The lottery has been a popular way to raise money for everything from public works to the poor. It has also been a very effective tool for the government to collect taxes without burdening the economy with a tax increase. However, there are some important things to keep in mind about the lottery before you decide to play. It is important to know the odds of winning and how the lottery works before you start buying tickets.
Many people think that the chances of winning a jackpot are very low, but the truth is much different. The odds of winning depend on how many tickets are sold and the amount of the prize money. However, there are some things you can do to increase your chances of winning. The first is to choose a lottery game that has a lower prize amount. This will reduce the number of people who will be competing for the prize. You can also try to select numbers that are not commonly chosen by other players. This will help you avoid getting stuck with the same numbers.
Another tip is to buy more than one ticket. This will decrease the chance that you will be the only winner, but it will still allow you to have a good chance of winning. However, you should make sure that you don’t purchase so many tickets that you are wasting your money.

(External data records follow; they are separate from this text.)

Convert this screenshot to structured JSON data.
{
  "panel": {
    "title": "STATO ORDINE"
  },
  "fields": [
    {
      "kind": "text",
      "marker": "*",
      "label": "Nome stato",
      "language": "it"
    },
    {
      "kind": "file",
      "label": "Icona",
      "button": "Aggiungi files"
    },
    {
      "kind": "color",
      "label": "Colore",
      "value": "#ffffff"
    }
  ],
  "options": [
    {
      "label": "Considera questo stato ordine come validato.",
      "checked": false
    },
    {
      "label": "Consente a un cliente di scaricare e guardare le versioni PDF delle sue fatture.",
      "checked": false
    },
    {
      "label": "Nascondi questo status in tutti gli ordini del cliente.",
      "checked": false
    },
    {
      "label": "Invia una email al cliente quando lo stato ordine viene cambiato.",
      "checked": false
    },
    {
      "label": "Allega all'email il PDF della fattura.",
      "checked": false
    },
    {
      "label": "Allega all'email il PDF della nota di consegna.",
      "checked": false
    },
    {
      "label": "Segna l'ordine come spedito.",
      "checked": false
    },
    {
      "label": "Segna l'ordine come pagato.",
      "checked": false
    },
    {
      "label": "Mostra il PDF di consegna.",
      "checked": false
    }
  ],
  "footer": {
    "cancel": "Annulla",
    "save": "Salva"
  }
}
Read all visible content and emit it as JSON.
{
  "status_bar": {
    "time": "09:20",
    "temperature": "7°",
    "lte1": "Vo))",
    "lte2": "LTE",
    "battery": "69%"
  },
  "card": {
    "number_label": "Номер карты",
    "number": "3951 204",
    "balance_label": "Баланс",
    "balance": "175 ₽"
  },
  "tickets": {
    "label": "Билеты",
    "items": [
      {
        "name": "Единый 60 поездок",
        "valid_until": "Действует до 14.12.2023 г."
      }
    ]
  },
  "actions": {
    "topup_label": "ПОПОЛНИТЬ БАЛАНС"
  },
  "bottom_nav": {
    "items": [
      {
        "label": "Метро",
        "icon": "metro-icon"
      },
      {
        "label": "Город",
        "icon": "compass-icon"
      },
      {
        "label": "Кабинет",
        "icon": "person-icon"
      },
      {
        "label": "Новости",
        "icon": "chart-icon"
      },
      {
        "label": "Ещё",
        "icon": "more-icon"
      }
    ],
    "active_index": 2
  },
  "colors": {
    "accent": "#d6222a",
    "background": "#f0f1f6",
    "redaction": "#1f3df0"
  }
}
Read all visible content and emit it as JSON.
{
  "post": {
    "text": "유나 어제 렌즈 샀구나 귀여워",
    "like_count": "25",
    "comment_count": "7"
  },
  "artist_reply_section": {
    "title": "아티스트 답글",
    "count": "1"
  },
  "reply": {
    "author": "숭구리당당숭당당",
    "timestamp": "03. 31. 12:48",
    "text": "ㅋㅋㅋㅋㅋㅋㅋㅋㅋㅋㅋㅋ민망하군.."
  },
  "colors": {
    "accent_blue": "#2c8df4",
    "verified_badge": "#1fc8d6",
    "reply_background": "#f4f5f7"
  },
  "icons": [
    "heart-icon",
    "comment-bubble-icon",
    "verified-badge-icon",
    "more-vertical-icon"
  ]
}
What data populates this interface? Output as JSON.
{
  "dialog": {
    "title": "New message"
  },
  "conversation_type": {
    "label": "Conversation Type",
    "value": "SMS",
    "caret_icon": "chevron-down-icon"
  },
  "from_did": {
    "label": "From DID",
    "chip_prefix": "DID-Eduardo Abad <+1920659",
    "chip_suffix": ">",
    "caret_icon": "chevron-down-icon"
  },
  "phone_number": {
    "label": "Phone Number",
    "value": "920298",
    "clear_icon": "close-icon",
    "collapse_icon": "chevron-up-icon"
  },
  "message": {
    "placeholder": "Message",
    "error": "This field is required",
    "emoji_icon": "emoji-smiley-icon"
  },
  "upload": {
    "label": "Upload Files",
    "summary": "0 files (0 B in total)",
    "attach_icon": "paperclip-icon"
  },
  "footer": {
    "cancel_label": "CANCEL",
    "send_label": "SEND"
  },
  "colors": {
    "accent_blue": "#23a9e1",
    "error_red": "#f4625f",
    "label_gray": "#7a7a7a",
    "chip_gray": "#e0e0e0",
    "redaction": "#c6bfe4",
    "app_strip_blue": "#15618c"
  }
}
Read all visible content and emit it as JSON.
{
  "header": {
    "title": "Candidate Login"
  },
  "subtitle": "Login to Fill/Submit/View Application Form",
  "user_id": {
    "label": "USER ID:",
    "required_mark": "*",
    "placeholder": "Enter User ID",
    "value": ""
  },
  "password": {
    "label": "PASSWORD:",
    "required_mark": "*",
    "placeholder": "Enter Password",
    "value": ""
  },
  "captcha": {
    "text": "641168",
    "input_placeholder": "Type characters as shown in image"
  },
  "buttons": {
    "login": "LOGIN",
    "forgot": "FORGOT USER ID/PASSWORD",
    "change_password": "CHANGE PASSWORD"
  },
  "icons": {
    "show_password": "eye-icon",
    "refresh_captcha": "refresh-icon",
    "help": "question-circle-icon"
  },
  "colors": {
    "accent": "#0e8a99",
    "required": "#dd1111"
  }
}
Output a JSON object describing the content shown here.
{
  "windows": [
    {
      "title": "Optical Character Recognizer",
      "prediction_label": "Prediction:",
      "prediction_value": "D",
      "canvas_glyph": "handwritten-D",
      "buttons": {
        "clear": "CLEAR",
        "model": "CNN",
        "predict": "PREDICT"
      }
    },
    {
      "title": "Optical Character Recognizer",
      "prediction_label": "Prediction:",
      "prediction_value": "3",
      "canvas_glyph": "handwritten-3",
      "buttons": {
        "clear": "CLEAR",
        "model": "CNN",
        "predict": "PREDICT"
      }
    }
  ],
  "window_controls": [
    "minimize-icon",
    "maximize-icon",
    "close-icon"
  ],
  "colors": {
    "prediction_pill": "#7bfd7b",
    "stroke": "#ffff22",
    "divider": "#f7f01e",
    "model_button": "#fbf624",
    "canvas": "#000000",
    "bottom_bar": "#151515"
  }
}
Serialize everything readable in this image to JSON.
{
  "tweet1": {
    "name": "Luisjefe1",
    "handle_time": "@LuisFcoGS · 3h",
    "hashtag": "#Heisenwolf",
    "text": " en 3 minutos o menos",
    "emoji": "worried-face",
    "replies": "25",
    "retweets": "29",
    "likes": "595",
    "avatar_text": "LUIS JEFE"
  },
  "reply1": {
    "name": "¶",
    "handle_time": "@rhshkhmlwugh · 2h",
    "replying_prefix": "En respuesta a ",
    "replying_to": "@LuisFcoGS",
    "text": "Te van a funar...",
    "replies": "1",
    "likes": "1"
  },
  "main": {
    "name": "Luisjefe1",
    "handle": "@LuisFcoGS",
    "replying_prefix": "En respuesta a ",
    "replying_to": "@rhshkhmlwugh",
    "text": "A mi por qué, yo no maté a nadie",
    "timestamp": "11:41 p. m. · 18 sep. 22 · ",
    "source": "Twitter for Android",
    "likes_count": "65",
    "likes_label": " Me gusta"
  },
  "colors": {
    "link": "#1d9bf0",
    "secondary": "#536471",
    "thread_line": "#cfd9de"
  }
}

If you do win the lottery, be sure to plan for the tax consequences. This can be a huge surprise for some winners, so it is best to consult with a tax specialist before you start spending your newfound wealth. In addition, you should consider whether you want to receive a lump sum or long-term payout. This will affect how quickly you can spend the money and how well it will be invested over time.
Lottery games have been around for centuries. The first recorded lottery in Europe was held by the Romans as an amusement at dinner parties. The prizes were often luxury items such as tableware. In colonial America, lotteries were a common source of funding for a wide range of public purposes, including roads, libraries, and churches. Some of the country’s oldest universities were founded by a lottery, including Columbia University and Princeton University.
There is no doubt that the lottery is a fun and exciting way to pass the time, but it is also a form of gambling. Before you start playing, be sure to set a budget for your purchases and don’t use essential funds like rent or groceries. Additionally, you should only play the lottery with money that you can afford to lose. This will prevent you from becoming a lottery addict and ensure that you have a good amount of emergency savings to fall back on if you do happen to win big. Lastly, it’s important to remember that the prize money for winning a lottery is usually less than half of the money paid in by ticket buyers. This is why governments guard their lotteries so jealously.